TE – Thank you again for all the kind words of support. Yeah, I’ve given the podcast thing a lot of thought and loads of people have said to me I should do it but to be honest, I really don’t have the time at the moment. I’m just so busy making music and handling the business side of things as well – the grit behind the glitz! It’s an interesting point though, as in this social media age it’s not enough to be musician – especially as an independent artist – you have to be a content creator as well to cater to short attention spans and the incessant demand for 24/7 stimulation! In fact, in the coming years, I suspect it’s going to be a bit of a role reversal: “public figures” will make a name for themselves as content creators and use that as a springboard to launch their musical careers or at least dabble in making tracks; Lewis Capaldi being the most salient example of late but also, to a lesser degree, the likes of Chunkz and Liza Koshy. And that’s not to critique, it’s just an observation of the current climate.
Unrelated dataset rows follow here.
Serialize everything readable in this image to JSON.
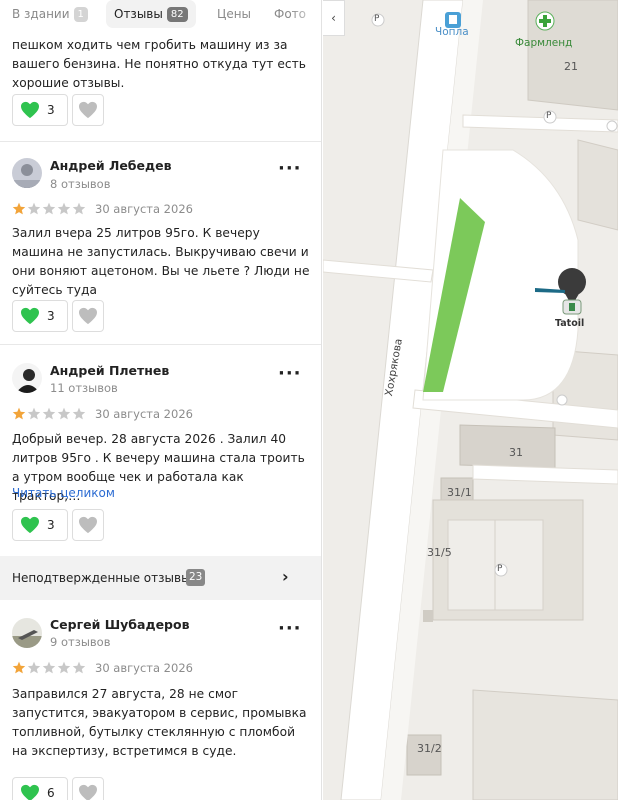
{
  "tabs": [
    {
      "label": "В здании",
      "count": "1"
    },
    {
      "label": "Отзывы",
      "count": "82"
    },
    {
      "label": "Цены",
      "count": ""
    },
    {
      "label": "Фото",
      "count": ""
    }
  ],
  "top_fragment": {
    "text": "пешком ходить чем гробить машину из за вашего бензина. Не понятно откуда тут есть хорошие отзывы.",
    "likes": "3"
  },
  "reviews": [
    {
      "author": "Андрей Лебедев",
      "sub": "8 отзывов",
      "rating": 1,
      "date": "30 августа 2026",
      "text": "Залил вчера 25 литров 95го. К вечеру машина не запустилась. Выкручиваю свечи и они воняют ацетоном. Вы че льете ? Люди не суйтесь туда",
      "likes": "3"
    },
    {
      "author": "Андрей Плетнев",
      "sub": "11 отзывов",
      "rating": 1,
      "date": "30 августа 2026",
      "text": "Добрый вечер. 28 августа 2026 . Залил 40 литров 95го . К вечеру машина стала троить а утром вообще чек и работала как трактор,…",
      "read_more": "Читать целиком",
      "likes": "3"
    },
    {
      "author": "Сергей Шубадеров",
      "sub": "9 отзывов",
      "rating": 1,
      "date": "30 августа 2026",
      "text": "Заправился 27 августа, 28 не смог запустится, эвакуатором в сервис, промывка топливной, бутылку стеклянную с пломбой на экспертизу, встретимся в суде.",
      "likes": "6"
    }
  ],
  "unconfirmed": {
    "label": "Неподтвержденные отзывы",
    "count": "23"
  },
  "map": {
    "labels": {
      "chopa": "Чопла",
      "farmlend": "Фармленд",
      "tatoil": "Tatoil",
      "street": "Хохрякова",
      "b21": "21",
      "b31": "31",
      "b31_1": "31/1",
      "b31_5": "31/5",
      "b31_2": "31/2",
      "parking": "P"
    }
  },
  "colors": {
    "star_filled": "#f2a43a",
    "star_empty": "#c8c8c8",
    "heart_like": "#2fc34f",
    "heart_dislike": "#bdbdbd",
    "link": "#2c6cd2",
    "map_green": "#7cc95a"
  },
  "icons": {
    "like": "green-heart-icon",
    "dislike": "grey-heart-icon",
    "more": "more-dots-icon",
    "star": "star-icon",
    "chevron": "chevron-right-icon",
    "collapse": "chevron-left-icon"
  }
}
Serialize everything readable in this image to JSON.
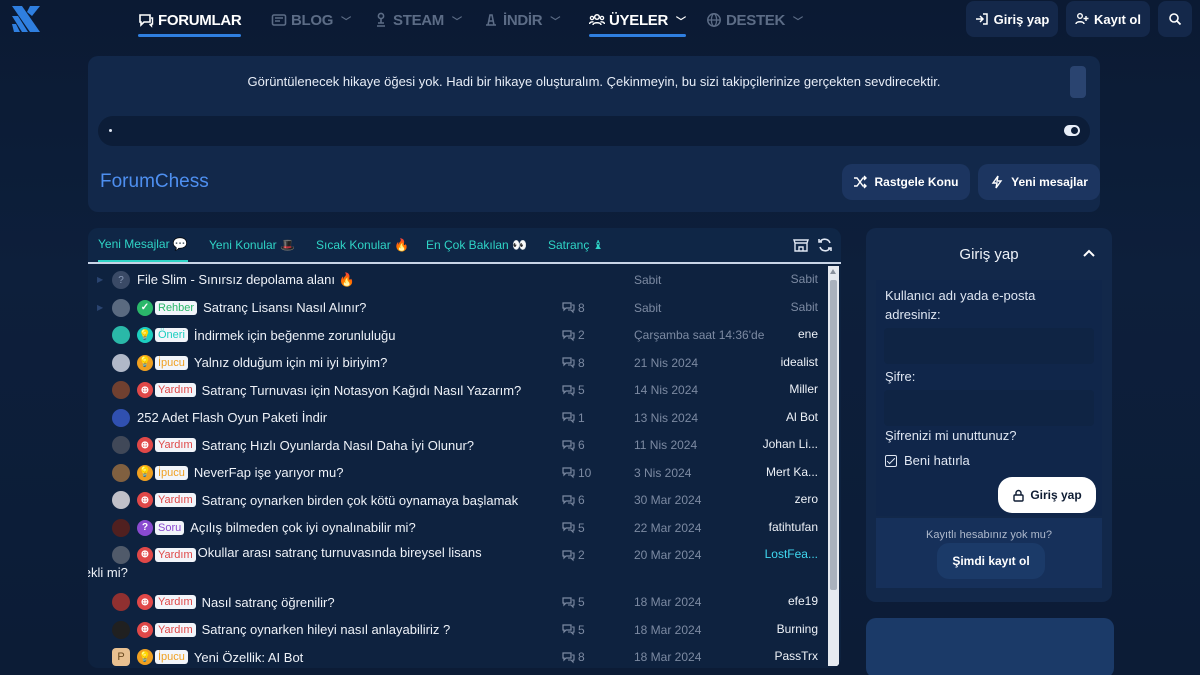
{
  "nav": {
    "items": [
      {
        "label": "FORUMLAR",
        "icon": "chat-icon",
        "active": true
      },
      {
        "label": "BLOG",
        "icon": "blog-icon",
        "active": false
      },
      {
        "label": "STEAM",
        "icon": "steam-icon",
        "active": false
      },
      {
        "label": "İNDİR",
        "icon": "download-icon",
        "active": false
      },
      {
        "label": "ÜYELER",
        "icon": "users-icon",
        "active": true
      },
      {
        "label": "DESTEK",
        "icon": "globe-icon",
        "active": false
      }
    ],
    "login_label": "Giriş yap",
    "register_label": "Kayıt ol"
  },
  "hero": {
    "story_message": "Görüntülenecek hikaye öğesi yok. Hadi bir hikaye oluşturalım. Çekinmeyin, bu sizi takipçilerinize gerçekten sevdirecektir.",
    "brand": "ForumChess",
    "random_button": "Rastgele Konu",
    "new_posts_button": "Yeni mesajlar"
  },
  "tabs": [
    {
      "label": "Yeni Mesajlar 💬",
      "active": true
    },
    {
      "label": "Yeni Konular 🎩",
      "active": false
    },
    {
      "label": "Sıcak Konular 🔥",
      "active": false
    },
    {
      "label": "En Çok Bakılan 👀",
      "active": false
    },
    {
      "label": "Satranç ♝",
      "active": false
    }
  ],
  "threads": [
    {
      "prefix": "",
      "title": "File Slim - Sınırsız depolama alanı 🔥",
      "replies": "",
      "date": "Sabit",
      "user": "Sabit",
      "avatar_color": "#3a4a66"
    },
    {
      "prefix": "Rehber",
      "prefix_icon": "✓",
      "prefix_color": "#2bb86a",
      "title": "Satranç Lisansı Nasıl Alınır?",
      "replies": "8",
      "date": "Sabit",
      "user": "Sabit",
      "avatar_color": "#5a6a80"
    },
    {
      "prefix": "Öneri",
      "prefix_icon": "💡",
      "prefix_color": "#1ccfc0",
      "title": "İndirmek için beğenme zorunluluğu",
      "replies": "2",
      "date": "Çarşamba saat 14:36'de",
      "user": "ene",
      "avatar_color": "#2ab8a8"
    },
    {
      "prefix": "İpucu",
      "prefix_icon": "💡",
      "prefix_color": "#f0a020",
      "title": "Yalnız olduğum için mi iyi biriyim?",
      "replies": "8",
      "date": "21 Nis 2024",
      "user": "idealist",
      "avatar_color": "#b0b8c8"
    },
    {
      "prefix": "Yardım",
      "prefix_icon": "⊕",
      "prefix_color": "#e04848",
      "title": "Satranç Turnuvası için Notasyon Kağıdı Nasıl Yazarım?",
      "replies": "5",
      "date": "14 Nis 2024",
      "user": "Miller",
      "avatar_color": "#704030"
    },
    {
      "prefix": "",
      "title": "252 Adet Flash Oyun Paketi İndir",
      "replies": "1",
      "date": "13 Nis 2024",
      "user": "Al Bot",
      "avatar_color": "#3050b0"
    },
    {
      "prefix": "Yardım",
      "prefix_icon": "⊕",
      "prefix_color": "#e04848",
      "title": "Satranç Hızlı Oyunlarda Nasıl Daha İyi Olunur?",
      "replies": "6",
      "date": "11 Nis 2024",
      "user": "Johan Li...",
      "avatar_color": "#404858"
    },
    {
      "prefix": "İpucu",
      "prefix_icon": "💡",
      "prefix_color": "#f0a020",
      "title": "NeverFap işe yarıyor mu?",
      "replies": "10",
      "date": "3 Nis 2024",
      "user": "Mert Ka...",
      "avatar_color": "#806040"
    },
    {
      "prefix": "Yardım",
      "prefix_icon": "⊕",
      "prefix_color": "#e04848",
      "title": "Satranç oynarken birden çok kötü oynamaya başlamak",
      "replies": "6",
      "date": "30 Mar 2024",
      "user": "zero",
      "avatar_color": "#c0c0c8"
    },
    {
      "prefix": "Soru",
      "prefix_icon": "?",
      "prefix_color": "#8a4ad0",
      "title": "Açılış bilmeden çok iyi oynalınabilir mi?",
      "replies": "5",
      "date": "22 Mar 2024",
      "user": "fatihtufan",
      "avatar_color": "#502020"
    },
    {
      "prefix": "Yardım",
      "prefix_icon": "⊕",
      "prefix_color": "#e04848",
      "title": "Okullar arası satranç turnuvasında bireysel lisans",
      "title2": "gerekli mi?",
      "replies": "2",
      "date": "20 Mar 2024",
      "user": "LostFea...",
      "user_color": "#40d8f0",
      "avatar_color": "#505a6a"
    },
    {
      "prefix": "Yardım",
      "prefix_icon": "⊕",
      "prefix_color": "#e04848",
      "title": "Nasıl satranç öğrenilir?",
      "replies": "5",
      "date": "18 Mar 2024",
      "user": "efe19",
      "avatar_color": "#903030"
    },
    {
      "prefix": "Yardım",
      "prefix_icon": "⊕",
      "prefix_color": "#e04848",
      "title": "Satranç oynarken hileyi nasıl anlayabiliriz ?",
      "replies": "5",
      "date": "18 Mar 2024",
      "user": "Burning",
      "avatar_color": "#202020"
    },
    {
      "prefix": "İpucu",
      "prefix_icon": "💡",
      "prefix_color": "#f0a020",
      "title": "Yeni Özellik: AI Bot",
      "replies": "8",
      "date": "18 Mar 2024",
      "user": "PassTrx",
      "avatar_color": "#e8c090",
      "avatar_letter": "P"
    }
  ],
  "login": {
    "title": "Giriş yap",
    "username_label": "Kullanıcı adı yada e-posta adresiniz:",
    "password_label": "Şifre:",
    "forgot": "Şifrenizi mi unuttunuz?",
    "remember": "Beni hatırla",
    "button": "Giriş yap",
    "no_account": "Kayıtlı hesabınız yok mu?",
    "register_now": "Şimdi kayıt ol"
  }
}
On the theme of podcasts, Killa Kela just invited me down to catch his podcast this week so that’s a great example of a talented, hard working artist bossing the podcast game too!
Follow Tommy Evans on Instagram @tommyevansofficial and Spotify: Tommy Evans. Once again, his new single “Flow (H20)” drops on Friday (Sep 20th)
Mr Fix can be found on Instagram @caffeineandhiphop and Twitter @mrfixhhbitd